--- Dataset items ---
********

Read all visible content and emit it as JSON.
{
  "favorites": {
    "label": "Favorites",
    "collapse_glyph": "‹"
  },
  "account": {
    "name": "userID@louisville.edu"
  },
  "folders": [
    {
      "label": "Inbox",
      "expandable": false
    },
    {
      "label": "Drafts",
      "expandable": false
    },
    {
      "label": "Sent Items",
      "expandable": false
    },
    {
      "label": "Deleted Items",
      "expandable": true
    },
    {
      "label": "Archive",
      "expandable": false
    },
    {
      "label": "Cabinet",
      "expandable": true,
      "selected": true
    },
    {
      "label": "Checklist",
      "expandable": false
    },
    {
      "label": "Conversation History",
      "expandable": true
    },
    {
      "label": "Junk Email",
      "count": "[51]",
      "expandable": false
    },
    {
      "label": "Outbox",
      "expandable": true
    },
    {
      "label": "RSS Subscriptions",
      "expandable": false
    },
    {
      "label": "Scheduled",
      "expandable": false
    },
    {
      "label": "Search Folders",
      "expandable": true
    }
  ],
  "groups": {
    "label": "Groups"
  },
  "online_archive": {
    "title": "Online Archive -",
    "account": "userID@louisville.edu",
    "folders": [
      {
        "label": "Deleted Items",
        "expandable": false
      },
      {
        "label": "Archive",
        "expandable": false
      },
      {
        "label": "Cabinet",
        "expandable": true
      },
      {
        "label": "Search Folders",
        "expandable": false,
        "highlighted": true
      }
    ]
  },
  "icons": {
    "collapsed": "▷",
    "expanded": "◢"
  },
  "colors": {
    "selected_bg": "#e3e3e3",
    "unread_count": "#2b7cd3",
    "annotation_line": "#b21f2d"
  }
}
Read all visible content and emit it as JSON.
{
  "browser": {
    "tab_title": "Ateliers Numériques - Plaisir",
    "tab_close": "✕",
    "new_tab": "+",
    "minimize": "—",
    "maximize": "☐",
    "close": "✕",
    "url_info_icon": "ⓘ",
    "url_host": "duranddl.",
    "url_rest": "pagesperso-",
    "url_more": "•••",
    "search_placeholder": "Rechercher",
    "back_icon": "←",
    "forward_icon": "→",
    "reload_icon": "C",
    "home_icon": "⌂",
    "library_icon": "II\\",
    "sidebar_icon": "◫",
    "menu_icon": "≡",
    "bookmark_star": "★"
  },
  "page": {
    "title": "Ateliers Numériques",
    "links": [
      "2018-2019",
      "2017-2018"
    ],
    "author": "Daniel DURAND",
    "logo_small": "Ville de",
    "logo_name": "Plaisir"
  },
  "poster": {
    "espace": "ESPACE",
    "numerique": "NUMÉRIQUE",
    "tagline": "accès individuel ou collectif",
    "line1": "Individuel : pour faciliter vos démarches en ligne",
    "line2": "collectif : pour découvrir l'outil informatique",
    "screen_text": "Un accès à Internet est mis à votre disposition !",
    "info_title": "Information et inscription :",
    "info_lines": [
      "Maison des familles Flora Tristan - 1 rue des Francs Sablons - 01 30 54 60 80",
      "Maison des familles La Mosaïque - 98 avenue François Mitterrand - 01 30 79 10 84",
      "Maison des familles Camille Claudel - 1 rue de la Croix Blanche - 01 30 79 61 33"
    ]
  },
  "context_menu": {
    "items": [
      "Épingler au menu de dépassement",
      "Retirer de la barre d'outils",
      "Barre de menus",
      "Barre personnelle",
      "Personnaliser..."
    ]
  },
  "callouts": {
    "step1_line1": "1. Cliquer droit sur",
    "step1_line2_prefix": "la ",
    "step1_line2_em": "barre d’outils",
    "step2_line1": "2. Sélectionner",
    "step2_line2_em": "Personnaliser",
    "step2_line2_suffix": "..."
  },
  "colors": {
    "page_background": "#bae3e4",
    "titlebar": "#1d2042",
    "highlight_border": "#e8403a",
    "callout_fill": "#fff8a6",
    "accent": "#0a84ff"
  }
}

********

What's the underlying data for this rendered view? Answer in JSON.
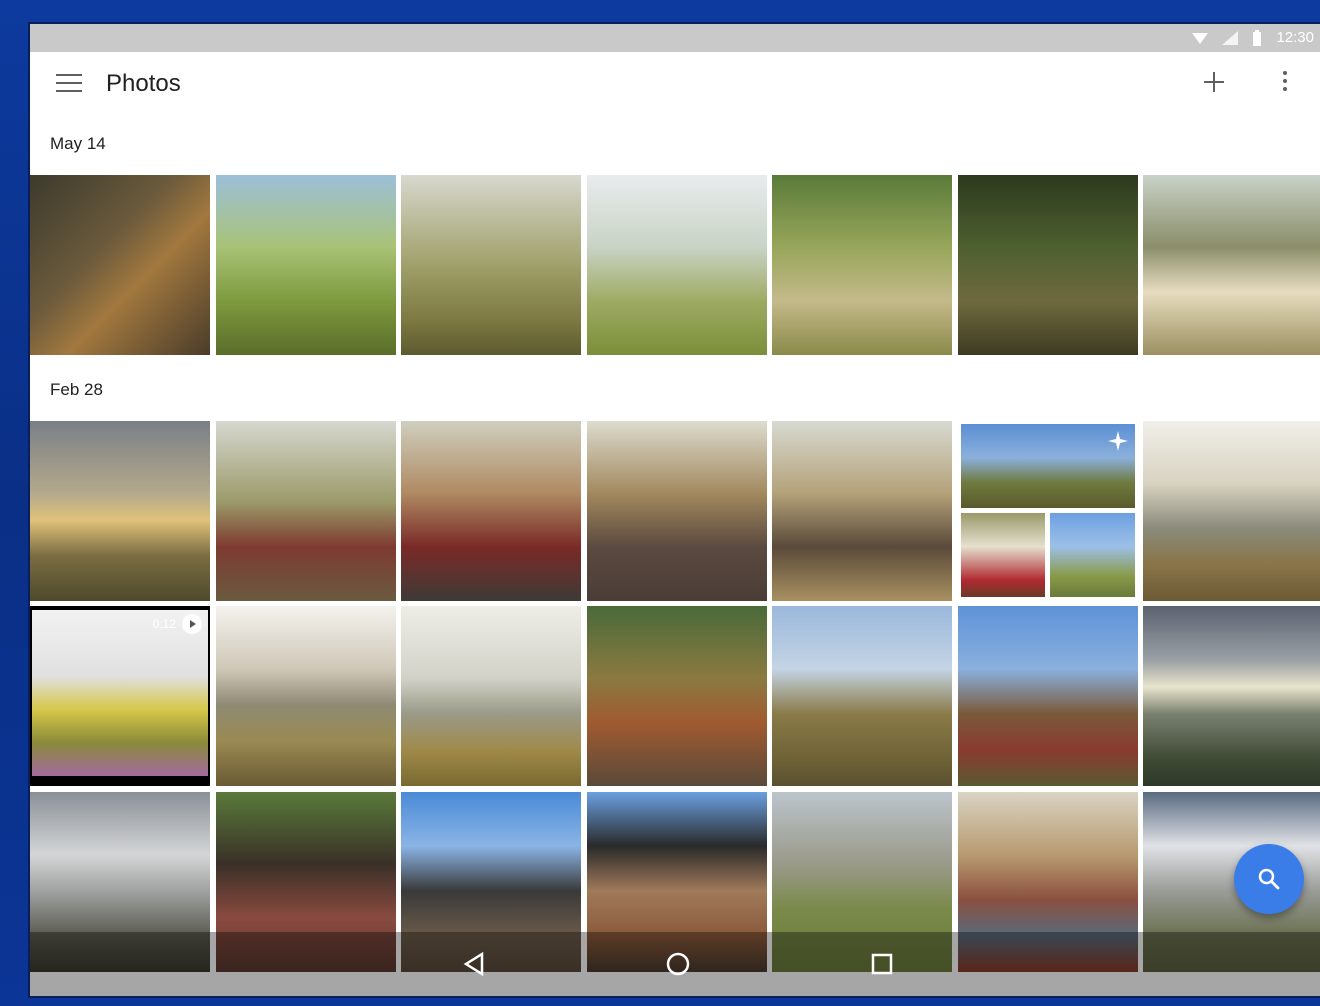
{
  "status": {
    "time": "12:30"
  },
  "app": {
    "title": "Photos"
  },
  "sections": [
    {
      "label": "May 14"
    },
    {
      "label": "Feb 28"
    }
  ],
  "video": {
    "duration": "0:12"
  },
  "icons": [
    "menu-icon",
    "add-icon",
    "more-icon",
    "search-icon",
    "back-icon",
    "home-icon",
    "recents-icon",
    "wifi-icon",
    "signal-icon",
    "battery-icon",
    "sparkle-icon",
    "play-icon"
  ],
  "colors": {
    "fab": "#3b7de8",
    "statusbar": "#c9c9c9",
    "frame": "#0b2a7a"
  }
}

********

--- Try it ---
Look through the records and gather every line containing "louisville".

--- Answer for this exercise ---
    "name": "userID@louisville.edu"
    "account": "userID@louisville.edu",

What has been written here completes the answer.